The other surprise came from another online books blog, The Wind-up Books Chronicle. This site wanted to do a review of Back Kicks and, again, I gave the go ahead. I sent the reviewer a copy of my book and she took it from there. Click here for the review.
I got to have lunch with Ed Lin in 2015. For those of you who don’t know who Ed is, he’s an award-winning Chinese American author. Ed isn’t just an award winner. He’s the only writer to have won the prestigious Asian Literary award, given by out by The Asian American Writer’s Workshop, twice. I blogged about my lunch with Ed previously so, instead of re-writing something, you can click here for my insights on our meal together.
Breaking My Son’s Heart.
In 2015, I signed up to run in the 2016 Disney World Half-Marathon. I was going to use the year training to regain my fitness and we were going to make a little family vacation out of the trip to Disney. Naturally, my son was excited when we told him about it. Unfortunately, due to my father-in-law’s health taking a turn for the worse, we decided to cancel the trip. At the time, we didn’t know how much time my father-in-law had and the doctors even told me wife that he was likely to have several months left whether he recovered or not. Sadly, this ended up not to being the case. However, with that in mind, we cancelled the Disney trip for several reasons. We thought, if my father-in-law was recovering, that we might go to Manila for Christmas to celebrate a final one with him. We also had to be prepared for an eleventh hour trip if things got worse.

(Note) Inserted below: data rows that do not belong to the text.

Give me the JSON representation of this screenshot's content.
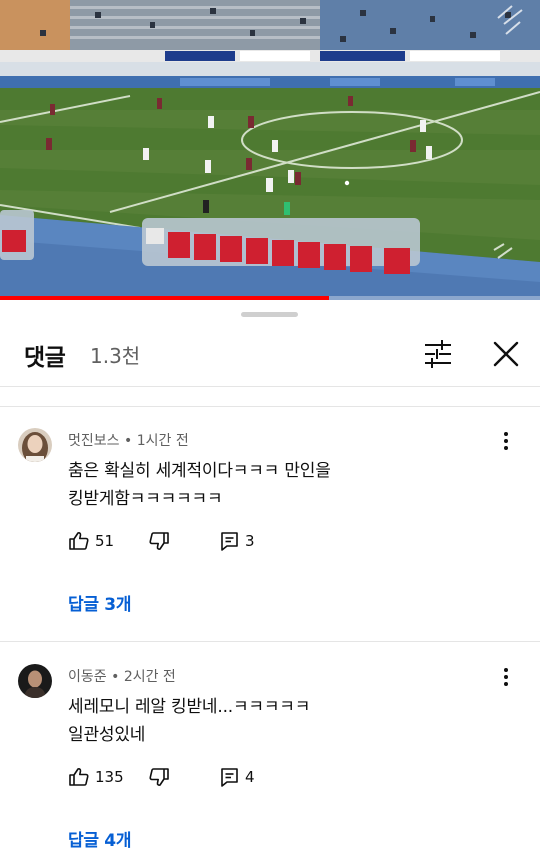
{
  "video": {
    "progress_fraction": 0.61,
    "colors": {
      "pitch": "#4e7a31",
      "track": "#5a86c0",
      "progress": "#ff0000"
    }
  },
  "sheet": {
    "title": "댓글",
    "count": "1.3천",
    "icons": {
      "filter": "sliders-icon",
      "close": "close-icon"
    }
  },
  "comments": [
    {
      "author": "멋진보스",
      "time": "1시간 전",
      "text_lines": [
        "춤은 확실히 세계적이다ㅋㅋㅋ 만인을",
        "킹받게함ㅋㅋㅋㅋㅋㅋ"
      ],
      "likes": "51",
      "reply_count": "3",
      "replies_label": "답글 3개"
    },
    {
      "author": "이동준",
      "time": "2시간 전",
      "text_lines": [
        "세레모니 레알 킹받네...ㅋㅋㅋㅋㅋ",
        "일관성있네"
      ],
      "likes": "135",
      "reply_count": "4",
      "replies_label": "답글 4개"
    }
  ],
  "meta_separator": "•",
  "link_color": "#065fd4"
}
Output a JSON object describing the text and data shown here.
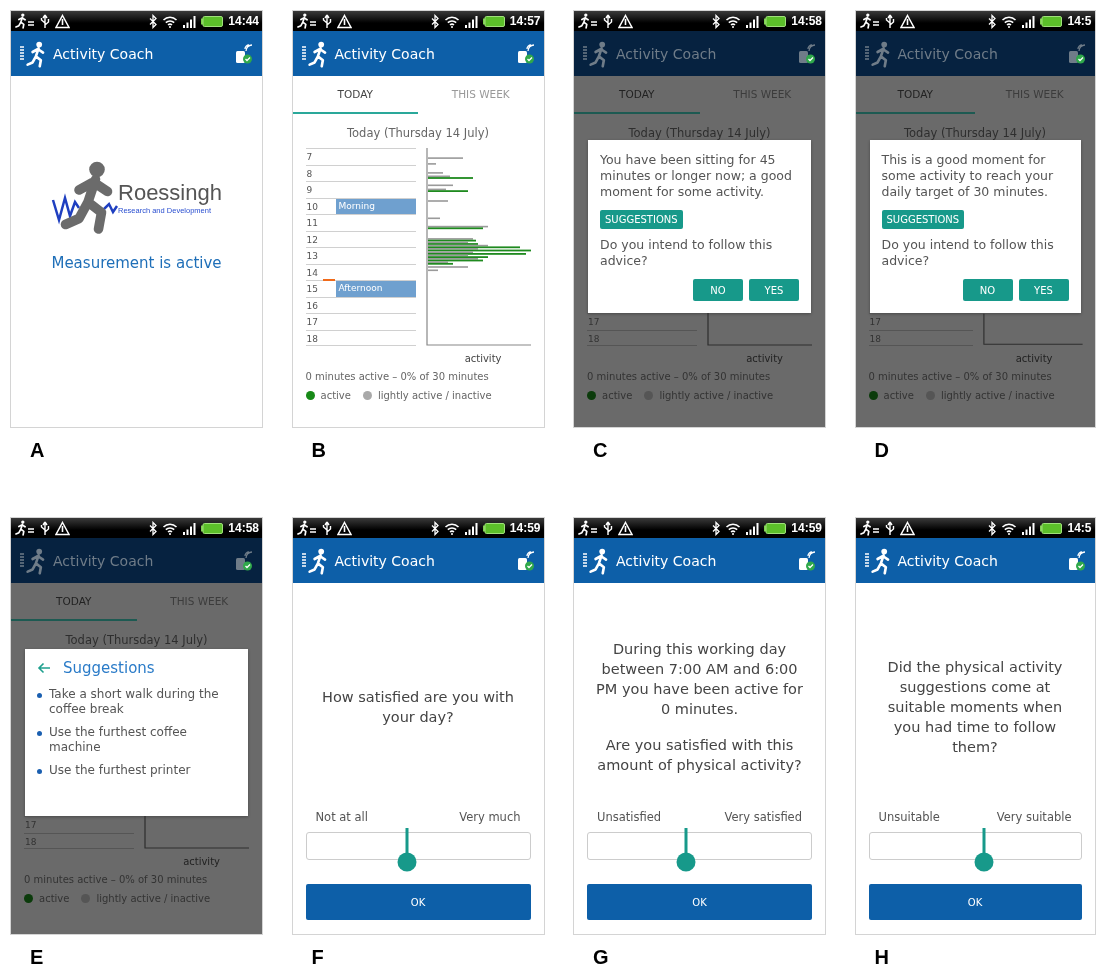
{
  "panels": [
    {
      "letter": "A",
      "time": "14:44",
      "title": "Activity Coach",
      "kind": "splash",
      "logo": {
        "name": "Roessingh",
        "tagline": "Research and Development"
      },
      "message": "Measurement is active"
    },
    {
      "letter": "B",
      "time": "14:57",
      "title": "Activity Coach",
      "kind": "today",
      "tabs": [
        {
          "label": "TODAY",
          "selected": true
        },
        {
          "label": "THIS WEEK",
          "selected": false
        }
      ],
      "date": "Today (Thursday 14 July)",
      "schedule": [
        {
          "hour": "7",
          "now": false
        },
        {
          "hour": "8",
          "now": false
        },
        {
          "hour": "9",
          "now": false
        },
        {
          "hour": "10",
          "now": false,
          "block": "Morning"
        },
        {
          "hour": "11",
          "now": false
        },
        {
          "hour": "12",
          "now": false
        },
        {
          "hour": "13",
          "now": false
        },
        {
          "hour": "14",
          "now": false
        },
        {
          "hour": "15",
          "now": true,
          "block": "Afternoon"
        },
        {
          "hour": "16",
          "now": false
        },
        {
          "hour": "17",
          "now": false
        },
        {
          "hour": "18",
          "now": false
        }
      ],
      "chart_label": "activity",
      "summary": "0 minutes active – 0% of 30 minutes",
      "legend": [
        {
          "label": "active",
          "color": "#178a17"
        },
        {
          "label": "lightly active / inactive",
          "color": "#a9a9a9"
        }
      ]
    },
    {
      "letter": "C",
      "time": "14:58",
      "title": "Activity Coach",
      "kind": "today",
      "tabs": [
        {
          "label": "TODAY",
          "selected": true
        },
        {
          "label": "THIS WEEK",
          "selected": false
        }
      ],
      "date": "Today (Thursday 14 July)",
      "dialog": {
        "kind": "prompt",
        "message": "You have been sitting for 45 minutes or longer now; a good moment for some activity.",
        "suggestions": "SUGGESTIONS",
        "question": "Do you intend to follow this advice?",
        "buttons": [
          "NO",
          "YES"
        ]
      },
      "schedule": [
        {
          "hour": "17",
          "now": false
        },
        {
          "hour": "18",
          "now": false
        }
      ],
      "chart_label": "activity",
      "summary": "0 minutes active – 0% of 30 minutes",
      "legend": [
        {
          "label": "active",
          "color": "#0b3b0b"
        },
        {
          "label": "lightly active / inactive",
          "color": "#555555"
        }
      ]
    },
    {
      "letter": "D",
      "time": "14:5",
      "title": "Activity Coach",
      "kind": "today",
      "tabs": [
        {
          "label": "TODAY",
          "selected": true
        },
        {
          "label": "THIS WEEK",
          "selected": false
        }
      ],
      "date": "Today (Thursday 14 July)",
      "dialog": {
        "kind": "prompt",
        "message": "This is a good moment for some activity to reach your daily target of 30 minutes.",
        "suggestions": "SUGGESTIONS",
        "question": "Do you intend to follow this advice?",
        "buttons": [
          "NO",
          "YES"
        ]
      },
      "schedule": [
        {
          "hour": "17",
          "now": false
        },
        {
          "hour": "18",
          "now": false
        }
      ],
      "chart_label": "activity",
      "summary": "0 minutes active – 0% of 30 minutes",
      "legend": [
        {
          "label": "active",
          "color": "#0b3b0b"
        },
        {
          "label": "lightly active / inactive",
          "color": "#555555"
        }
      ]
    },
    {
      "letter": "E",
      "time": "14:58",
      "title": "Activity Coach",
      "kind": "today",
      "tabs": [
        {
          "label": "TODAY",
          "selected": true
        },
        {
          "label": "THIS WEEK",
          "selected": false
        }
      ],
      "date": "Today (Thursday 14 July)",
      "dialog": {
        "kind": "suggestions",
        "title": "Suggestions",
        "items": [
          "Take a short walk during the coffee break",
          "Use the furthest coffee machine",
          "Use the furthest printer"
        ]
      },
      "schedule": [
        {
          "hour": "17",
          "now": false
        },
        {
          "hour": "18",
          "now": false
        }
      ],
      "chart_label": "activity",
      "summary": "0 minutes active – 0% of 30 minutes",
      "legend": [
        {
          "label": "active",
          "color": "#0b3b0b"
        },
        {
          "label": "lightly active / inactive",
          "color": "#555555"
        }
      ]
    },
    {
      "letter": "F",
      "time": "14:59",
      "title": "Activity Coach",
      "kind": "question",
      "paragraphs": [
        "How satisfied are you with your day?"
      ],
      "slider": {
        "min_label": "Not at all",
        "max_label": "Very much",
        "level": 0.45
      },
      "button": "OK"
    },
    {
      "letter": "G",
      "time": "14:59",
      "title": "Activity Coach",
      "kind": "question",
      "paragraphs": [
        "During this working day between 7:00 AM and 6:00 PM you have been active for 0 minutes.",
        "Are you satisfied with this amount of physical activity?"
      ],
      "slider": {
        "min_label": "Unsatisfied",
        "max_label": "Very satisfied",
        "level": 0.44
      },
      "button": "OK"
    },
    {
      "letter": "H",
      "time": "14:5",
      "title": "Activity Coach",
      "kind": "question",
      "paragraphs": [
        "Did the physical activity suggestions come at suitable moments when you had time to follow them?"
      ],
      "slider": {
        "min_label": "Unsuitable",
        "max_label": "Very suitable",
        "level": 0.54
      },
      "button": "OK"
    }
  ]
}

My wife was in Manila with her father and family when I told our son our decision. We were preparing for bed and brushing our teeth when I told him. Naturally, he was gutted. What child wouldn’t be? Tears filled his eyes and he was worried that it would be forever when we could go again. I promised him that we will go soon and I intend to keep this promise. I also explained his lolo’s condition and how we had to be there for his mother and his lola and the rest of the family. He understood all of it and accepted it. There were more important things happening at the time and he knew that cancelling the trip was the right thing to do. But here’s where this becomes really momentous. After hugging me, he looked up at me and said “What about the race?” I said, “What about it?” His response: “I know you really want to run it.” I did and I wanted to give my Donald Duck medal to my son. My tears had also gotten wet with tears when I initially told him we weren’t going to Disney but, when he said this, it was all I could do to stop my tears raging down my face like the Pagsanjan Falls.
The Force Awakens.
Do I even have to write anything? Ha ha! I was born in 1969, I’m a child of the late 70s and 80s and I am a crazy Star Wars nut. I’m a martial artist and The Jedi Order is the samurai of space. I was a member of the Star Wars fan club in the 1980s and I still have many of my Star Wars toys from back then. So, again, need I say more?
Now, I’m counting the days until Rogue One comes out in December and Star Wars Episode VIII comes out the following year.
May The Force Be With You.